The Australian Medical Association is opposed to Queensland’s new policy of allowing pharmacists to give measles and whooping cough vaccines.
Pharmacists in Queensland will become the first in Australia to administer whooping cough and measles injections, to the chagrin of doctors.
Doctors and trained nurses are currently the only medical staff who can inject these vaccines but this will change from September.
The Australian Medical Association is worried pharmacists aren’t properly trained to deal with allergic reactions.
“We are concerned that if a patient may have a serious reaction, which is rare, that the pharmacy may not be able to cope with that,” the AMA’s Queensland president Shaun Rudd told AAP.
“It’s not necessarily 100 per cent safe.
“I’m not aware it’s done in any other state in Australia.”

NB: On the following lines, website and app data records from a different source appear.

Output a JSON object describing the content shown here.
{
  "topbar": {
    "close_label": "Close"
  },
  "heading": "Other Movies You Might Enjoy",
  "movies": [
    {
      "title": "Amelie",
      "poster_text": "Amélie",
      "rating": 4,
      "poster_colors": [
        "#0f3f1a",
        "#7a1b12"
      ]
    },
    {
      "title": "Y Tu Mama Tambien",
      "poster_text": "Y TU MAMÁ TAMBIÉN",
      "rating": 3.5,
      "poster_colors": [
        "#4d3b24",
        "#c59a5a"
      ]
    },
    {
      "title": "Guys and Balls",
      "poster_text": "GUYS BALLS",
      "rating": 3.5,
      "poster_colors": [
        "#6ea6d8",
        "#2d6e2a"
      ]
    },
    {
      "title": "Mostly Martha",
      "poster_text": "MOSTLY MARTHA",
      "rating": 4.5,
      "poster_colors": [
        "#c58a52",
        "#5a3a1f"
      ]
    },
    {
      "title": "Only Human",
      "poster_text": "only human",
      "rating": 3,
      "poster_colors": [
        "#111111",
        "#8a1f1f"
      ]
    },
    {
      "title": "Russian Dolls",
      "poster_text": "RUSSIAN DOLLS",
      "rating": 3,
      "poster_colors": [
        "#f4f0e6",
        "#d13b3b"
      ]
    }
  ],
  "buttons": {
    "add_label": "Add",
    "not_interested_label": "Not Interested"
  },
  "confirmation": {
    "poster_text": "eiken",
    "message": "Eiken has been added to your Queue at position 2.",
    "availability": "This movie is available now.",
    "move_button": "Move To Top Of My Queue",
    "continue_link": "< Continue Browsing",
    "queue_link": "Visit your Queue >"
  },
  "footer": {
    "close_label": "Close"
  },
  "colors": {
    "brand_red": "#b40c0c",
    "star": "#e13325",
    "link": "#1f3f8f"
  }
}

But Health Minister Lawrence Springborg said the success of an eight-month trial, allowing pharmacists to administer flu vaccines, gave the state government confidence they could give whooping cough and measles injections to adults.
“I’d just say to anyone who might have concerns, look at the evidence,” he told reporters in Brisbane.
“We’re dealing with pharmacists that have about five years or so of studying pharmacology and toxicology … so it’s very easy to train them to do that and they’ve got all sorts of protocols.”
Queensland Premier Campbell Newman said doctors would continue administering the majority of these vaccinations.
“This is about the health of Queenslanders, not about people’s particular professional interests,” he said.
Pregnant women in Queensland will also become the first in Australia to be given free vaccines for whooping cough during their last trimester from July 2014.
The government is aiming to have 95 per cent of the state’s children and 85 per cent of adolescents immunised against childhood diseases.
It is expanding its school immunisation program to target the human papilloma virus.
On Wednesday, the government also launched a smart phone app, known as VacciDate, which will allow parents to monitor vaccine and booster dates.